28. Breaking In - Breaking Out

By Nicholas Monsarrat
Rated 4.5 Stars
From:  Library

This 2 volume autobiography of Nicholas Monsarrat was published as one book titled Breaking In - Breaking Out in 1970.   I find Monsarrat's writing style very entertaining and his life, while kind of sad overall, still fascinating.  I always wonder what it is about someone's life that makes them turn into a very good writer.  Wistfulness on my part I imagine.

I've read most of what Monsarrat has written and consider this his best work. It is the story of his life, told in glimpses with 5-year intervals and gives the most vivid portrait of the pre-war era (social customs, education, family life and general way of thinking) that I have ever read.  

Monsarrat seems to hold nothing back and gives what effectively amounts to the story of his life, wonderfully condensed. Reading it feels like being inside his head, but he never goes too far. If you are at all interested in the pre-war era, Monsarrat as a person or how other people live and think you want to read this. I knew Monsarrat was a good writer, but the quality of this book still shocked me.


Nicholas Monsarrat was a noted English novelist, best known for THE CRUEL SEA. BREAKING IN, BREAKING OUT is an engaging and candid autobiography in which we follow Monsarrat to Cambridge, the Royal Navy, South Africa and Canada. We learn much about him, much more about the world through which he traveled. Monsarrat resists sentimentality while clearly expressing his hopes and frustrations as a writer and man.

29. Finders Keepers

By:  Fern Michaels
Rated 2 Stars
From:  Library

I try to throw in a Romance novel every month or so just to keep my reading balanced and to keep me from taking myself too seriously and turning into one of those insufferable snooty readers that make everyone laugh at them behind their backs.  Sadly this novel came very close to turning me  into one of those insufferable snooty readers that make everyone laugh at them behind their backs.  It was bad.  Badly written and what was worse, badly plotted.  I finished it but I will never understand why I did.
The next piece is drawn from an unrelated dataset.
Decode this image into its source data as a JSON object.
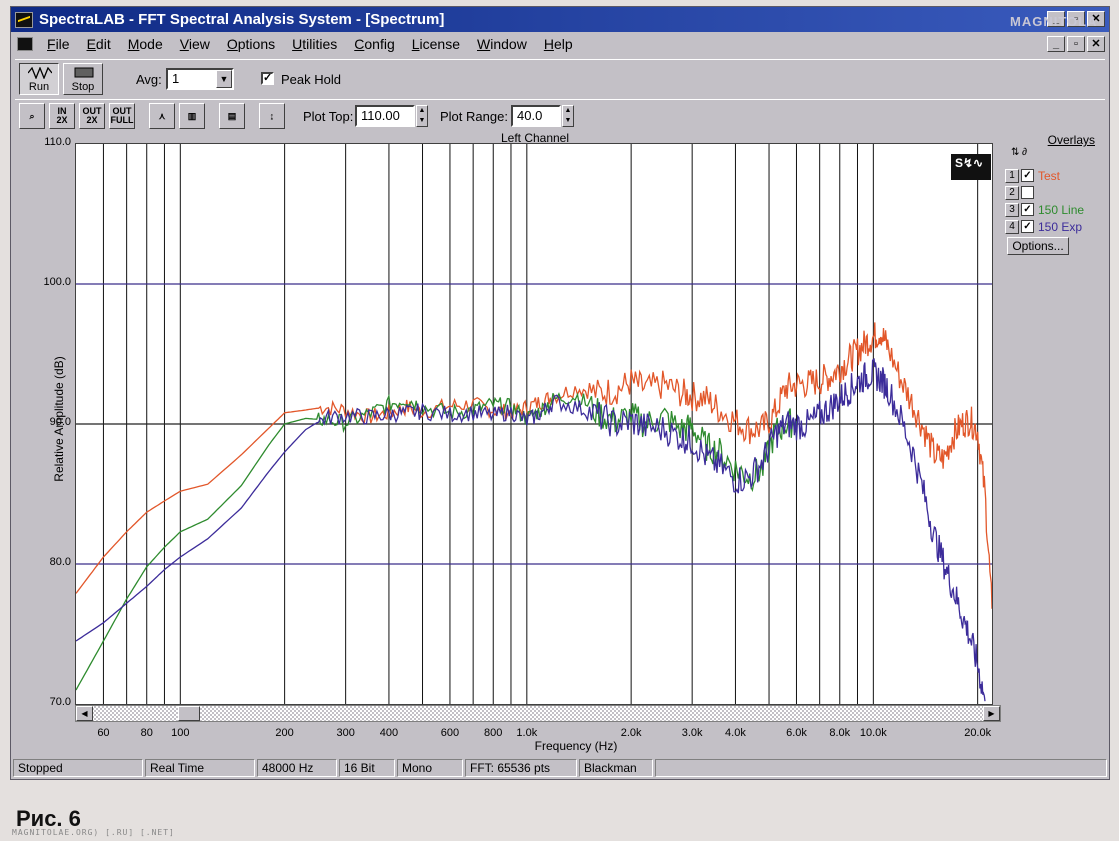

Jessie Roland always knew that her feelings for her parents--dislike and disgust for her mother, less than love for her father--were anything but what a child should feel, especially for the parents that had given her a privileged childhood filled with private schooling, lavish vacations, and any gift that her heart desired. But try as she might, something always kept her from truly loving the Rolands. Strange dreams of a yellow dog and a stroller hinted at the truth, but Jessie couldn't recall the fateful day when Thea and Barnes Roland had stolen her from her stroller, leaving her pet retriever Jelly to chase after their car for miles, only to return to Jessie's stunned parents without the golden-haired little girl. Now a woman, and armed with a sizeable trust fund, Jessie moves far away from her parents to start a new life in Washington, D.C., where a new job, new apartment, and a new man awaits her. Tanner Kingsley is handsome, charming, and hiding something. Jessie's involvement with him will lead to happiness, heartache, and the full realization of her hidden past--a past she must come to terms with before she can find true peace.